Autumn Churn

Amit Bose: Creating a buzz, alright

Amit Bose's move from Reliance Infocomm to Tata Teleservices as President seems to be roiling waters in the Tata company. Key executives are being shuffled around and the company's Managing Director S. Ramakrishna-surprisingly (because he should be the one deciding on the role changes)-doesn't seem to be happy about it. When BT spoke to him, he did sound a little disturbed over the redeployment of a "credible person" such as the coo of Tamil Nadu circle R. Balachandran to the Andhra Pradesh and Gujarat circles. BT will be keeping an eye on the developments here.

Meanwhile, Marico's Harsh Mariwala continues to lose people. Between January and June this year he lost COO Jaspal Bajwa, Marketing Head Arvind Mendiretta, and GM (HR) Chetana Gargava. Now, it's the turn of Marico Healthcare CEO Pranab Datta to call it quits after a 13-year stint at the group. BT hears that he's joining housing major, Mahindra GESCO. There's movement at Pepsi, too, where CIO Upal Chakrabarty has moved to BPO major Convergys in a similar capacity. "The challenges of a CIO in the IT-enabled sector are far more than in FMCG. In Pepsi, it is merely a support, but in (Convergys) it is the backbone," explains Chakrabarty.

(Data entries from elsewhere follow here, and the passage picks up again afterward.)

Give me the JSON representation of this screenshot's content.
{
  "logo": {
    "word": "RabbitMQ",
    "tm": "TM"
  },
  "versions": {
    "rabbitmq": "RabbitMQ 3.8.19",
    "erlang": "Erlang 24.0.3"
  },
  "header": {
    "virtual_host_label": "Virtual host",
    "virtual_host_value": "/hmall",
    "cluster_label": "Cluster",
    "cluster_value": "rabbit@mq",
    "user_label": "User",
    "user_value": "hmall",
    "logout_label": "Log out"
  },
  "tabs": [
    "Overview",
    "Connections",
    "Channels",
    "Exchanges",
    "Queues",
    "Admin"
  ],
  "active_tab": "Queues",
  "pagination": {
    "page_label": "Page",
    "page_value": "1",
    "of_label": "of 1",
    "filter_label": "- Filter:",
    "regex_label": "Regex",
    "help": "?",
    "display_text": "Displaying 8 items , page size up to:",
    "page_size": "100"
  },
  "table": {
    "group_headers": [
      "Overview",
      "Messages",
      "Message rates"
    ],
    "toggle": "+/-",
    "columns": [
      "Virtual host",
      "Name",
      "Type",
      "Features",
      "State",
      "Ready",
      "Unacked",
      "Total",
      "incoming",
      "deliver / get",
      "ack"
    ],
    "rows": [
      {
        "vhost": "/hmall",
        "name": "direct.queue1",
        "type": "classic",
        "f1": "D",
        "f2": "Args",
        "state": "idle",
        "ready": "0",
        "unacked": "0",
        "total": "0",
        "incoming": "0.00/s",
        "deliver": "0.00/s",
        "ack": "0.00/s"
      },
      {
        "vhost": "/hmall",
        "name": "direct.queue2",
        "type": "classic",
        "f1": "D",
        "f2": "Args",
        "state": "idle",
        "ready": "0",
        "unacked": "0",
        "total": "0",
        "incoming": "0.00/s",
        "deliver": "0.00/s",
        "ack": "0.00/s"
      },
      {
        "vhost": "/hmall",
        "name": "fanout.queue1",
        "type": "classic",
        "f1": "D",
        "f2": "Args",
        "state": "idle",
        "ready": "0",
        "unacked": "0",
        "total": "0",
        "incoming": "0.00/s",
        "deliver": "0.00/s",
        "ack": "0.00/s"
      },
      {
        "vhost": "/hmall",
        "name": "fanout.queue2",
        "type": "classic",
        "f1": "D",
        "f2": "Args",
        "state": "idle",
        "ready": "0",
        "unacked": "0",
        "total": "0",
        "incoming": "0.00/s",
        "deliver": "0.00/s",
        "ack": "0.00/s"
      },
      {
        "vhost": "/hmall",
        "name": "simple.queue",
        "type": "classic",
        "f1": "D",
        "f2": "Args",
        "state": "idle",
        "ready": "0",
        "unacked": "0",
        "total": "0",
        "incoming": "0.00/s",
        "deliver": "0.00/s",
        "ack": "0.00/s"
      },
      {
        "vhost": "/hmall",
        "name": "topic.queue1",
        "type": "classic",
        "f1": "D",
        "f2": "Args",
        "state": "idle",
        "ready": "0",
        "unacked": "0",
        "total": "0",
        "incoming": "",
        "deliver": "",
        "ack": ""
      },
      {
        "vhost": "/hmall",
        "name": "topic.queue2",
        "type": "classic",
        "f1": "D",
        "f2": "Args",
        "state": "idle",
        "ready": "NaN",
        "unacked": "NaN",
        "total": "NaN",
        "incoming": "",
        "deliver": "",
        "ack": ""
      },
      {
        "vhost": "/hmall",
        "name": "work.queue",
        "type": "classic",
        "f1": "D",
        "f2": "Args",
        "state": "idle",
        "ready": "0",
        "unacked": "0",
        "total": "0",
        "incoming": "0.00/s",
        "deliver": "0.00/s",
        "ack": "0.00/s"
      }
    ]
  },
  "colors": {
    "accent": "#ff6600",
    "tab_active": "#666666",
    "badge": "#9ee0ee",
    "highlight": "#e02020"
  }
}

Things are warming up at Ramesh Vangal's Scandent Network. Come September, it will get a new Vice President (marketing & new business development) in Ashish Mishra. Until early this year, Mishra was Bacardi's Marketing Controller, which he quit to join the WPP Group's marketing consultancy, the Henley Centre, as CEO.